(Entries from a dataset of interfaces)
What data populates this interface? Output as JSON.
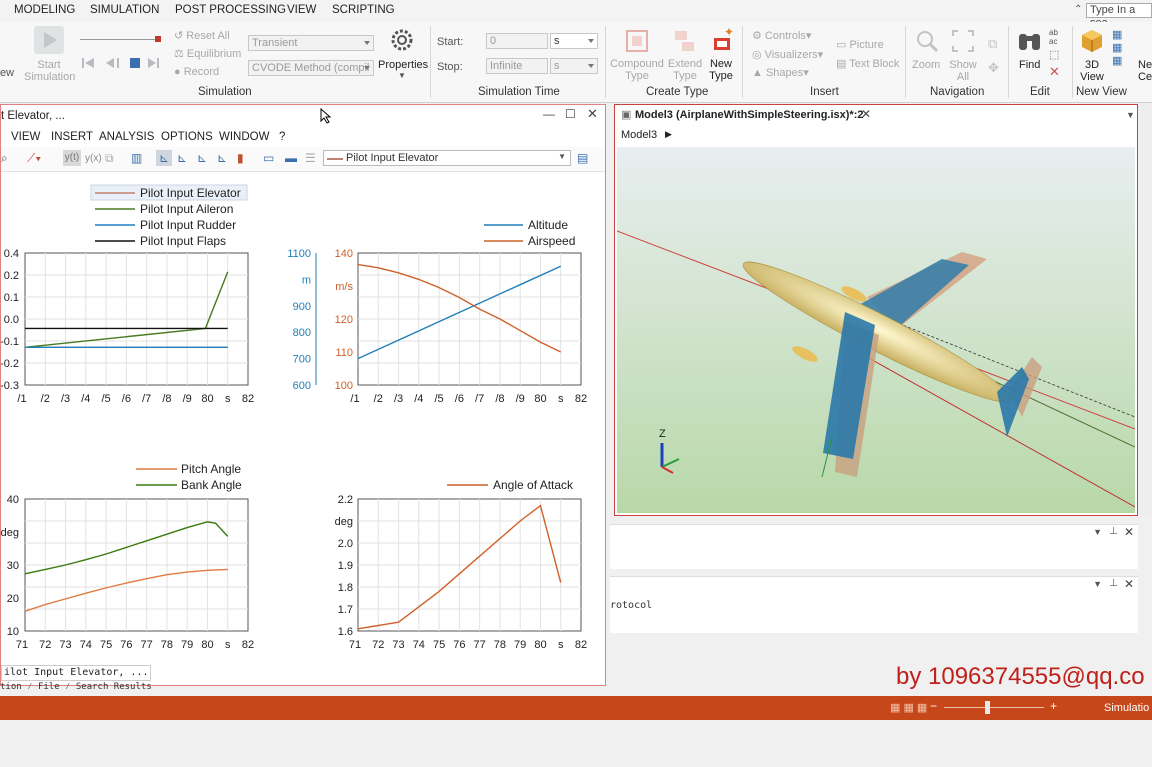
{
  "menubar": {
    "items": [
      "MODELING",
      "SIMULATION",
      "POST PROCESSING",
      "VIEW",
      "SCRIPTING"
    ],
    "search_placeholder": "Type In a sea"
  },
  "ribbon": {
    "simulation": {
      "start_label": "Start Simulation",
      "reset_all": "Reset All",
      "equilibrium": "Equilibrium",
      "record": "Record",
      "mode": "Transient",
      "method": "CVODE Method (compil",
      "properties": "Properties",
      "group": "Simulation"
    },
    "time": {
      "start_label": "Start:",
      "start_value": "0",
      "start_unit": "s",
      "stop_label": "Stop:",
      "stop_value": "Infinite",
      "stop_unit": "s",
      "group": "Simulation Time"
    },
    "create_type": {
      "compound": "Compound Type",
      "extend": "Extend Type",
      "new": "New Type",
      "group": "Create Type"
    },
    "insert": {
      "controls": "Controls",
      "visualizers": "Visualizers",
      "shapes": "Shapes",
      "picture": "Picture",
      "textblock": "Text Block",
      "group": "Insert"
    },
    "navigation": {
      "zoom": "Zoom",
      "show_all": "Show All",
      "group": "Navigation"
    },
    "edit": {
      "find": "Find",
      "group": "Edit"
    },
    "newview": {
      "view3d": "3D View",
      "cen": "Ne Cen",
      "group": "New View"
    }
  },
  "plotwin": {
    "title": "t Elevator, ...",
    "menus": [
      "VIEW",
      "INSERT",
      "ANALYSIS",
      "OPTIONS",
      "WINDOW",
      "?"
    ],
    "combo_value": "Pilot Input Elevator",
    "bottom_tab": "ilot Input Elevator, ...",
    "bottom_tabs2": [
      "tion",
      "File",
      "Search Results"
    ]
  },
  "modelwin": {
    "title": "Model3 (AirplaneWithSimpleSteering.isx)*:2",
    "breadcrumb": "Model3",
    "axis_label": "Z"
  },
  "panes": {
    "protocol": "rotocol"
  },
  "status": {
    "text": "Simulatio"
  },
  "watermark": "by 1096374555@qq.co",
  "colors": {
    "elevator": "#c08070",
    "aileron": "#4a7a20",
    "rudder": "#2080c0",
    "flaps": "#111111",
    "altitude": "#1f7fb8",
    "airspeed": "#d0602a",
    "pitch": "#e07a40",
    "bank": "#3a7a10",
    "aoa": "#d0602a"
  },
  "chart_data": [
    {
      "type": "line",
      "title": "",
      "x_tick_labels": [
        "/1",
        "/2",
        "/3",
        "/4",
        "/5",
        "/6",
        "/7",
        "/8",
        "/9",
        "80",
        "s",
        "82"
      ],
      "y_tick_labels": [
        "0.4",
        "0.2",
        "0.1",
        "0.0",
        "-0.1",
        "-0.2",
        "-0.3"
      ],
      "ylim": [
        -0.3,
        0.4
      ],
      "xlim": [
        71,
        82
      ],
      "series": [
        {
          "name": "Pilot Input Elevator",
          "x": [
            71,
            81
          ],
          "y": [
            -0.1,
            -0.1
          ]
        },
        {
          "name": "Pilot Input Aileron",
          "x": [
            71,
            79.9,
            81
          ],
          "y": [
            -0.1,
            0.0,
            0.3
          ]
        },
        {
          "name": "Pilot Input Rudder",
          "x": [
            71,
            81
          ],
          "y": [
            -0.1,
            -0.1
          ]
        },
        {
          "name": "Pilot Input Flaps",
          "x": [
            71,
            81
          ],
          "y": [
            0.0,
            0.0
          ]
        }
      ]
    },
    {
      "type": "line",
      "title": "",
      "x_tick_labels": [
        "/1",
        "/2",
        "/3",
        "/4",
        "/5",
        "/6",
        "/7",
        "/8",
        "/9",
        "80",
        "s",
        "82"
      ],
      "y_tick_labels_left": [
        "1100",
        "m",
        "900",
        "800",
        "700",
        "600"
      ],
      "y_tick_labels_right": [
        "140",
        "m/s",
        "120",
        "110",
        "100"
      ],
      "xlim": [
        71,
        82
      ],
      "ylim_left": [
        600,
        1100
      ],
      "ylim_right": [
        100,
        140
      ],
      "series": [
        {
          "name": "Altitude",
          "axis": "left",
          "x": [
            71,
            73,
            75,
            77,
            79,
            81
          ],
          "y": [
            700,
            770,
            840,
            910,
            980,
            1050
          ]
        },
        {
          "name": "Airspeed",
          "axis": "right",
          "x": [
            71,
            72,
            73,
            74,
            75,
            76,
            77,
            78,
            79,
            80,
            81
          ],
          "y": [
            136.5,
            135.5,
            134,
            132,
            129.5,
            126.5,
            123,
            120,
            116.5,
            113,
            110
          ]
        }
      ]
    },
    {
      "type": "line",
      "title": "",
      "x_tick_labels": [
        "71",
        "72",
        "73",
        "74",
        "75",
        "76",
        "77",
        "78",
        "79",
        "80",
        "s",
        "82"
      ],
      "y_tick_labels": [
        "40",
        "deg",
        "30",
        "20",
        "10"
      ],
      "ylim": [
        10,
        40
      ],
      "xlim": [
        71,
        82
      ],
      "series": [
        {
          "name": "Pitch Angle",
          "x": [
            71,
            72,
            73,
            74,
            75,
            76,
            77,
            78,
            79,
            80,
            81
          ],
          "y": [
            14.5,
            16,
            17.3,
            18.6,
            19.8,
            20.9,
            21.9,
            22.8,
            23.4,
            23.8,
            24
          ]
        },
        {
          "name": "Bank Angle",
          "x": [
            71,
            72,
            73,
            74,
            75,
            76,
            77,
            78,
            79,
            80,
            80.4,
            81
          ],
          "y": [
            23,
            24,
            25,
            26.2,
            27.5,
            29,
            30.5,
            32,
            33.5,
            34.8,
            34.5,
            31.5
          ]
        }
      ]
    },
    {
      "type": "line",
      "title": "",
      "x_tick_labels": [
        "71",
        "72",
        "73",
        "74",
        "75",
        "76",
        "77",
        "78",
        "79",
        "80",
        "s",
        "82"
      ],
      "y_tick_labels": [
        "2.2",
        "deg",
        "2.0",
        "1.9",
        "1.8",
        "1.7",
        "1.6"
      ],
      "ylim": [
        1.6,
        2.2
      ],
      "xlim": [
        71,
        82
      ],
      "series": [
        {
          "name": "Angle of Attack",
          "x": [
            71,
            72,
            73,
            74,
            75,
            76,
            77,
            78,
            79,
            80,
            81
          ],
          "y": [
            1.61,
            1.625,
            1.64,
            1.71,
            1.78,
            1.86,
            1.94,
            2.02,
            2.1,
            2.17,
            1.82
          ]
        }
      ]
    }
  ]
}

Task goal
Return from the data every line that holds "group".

Result
      "group": "Simulation"
      "group": "Simulation Time"
      "group": "Create Type"
      "group": "Insert"
      "group": "Navigation"
      "group": "Edit"
      "group": "New View"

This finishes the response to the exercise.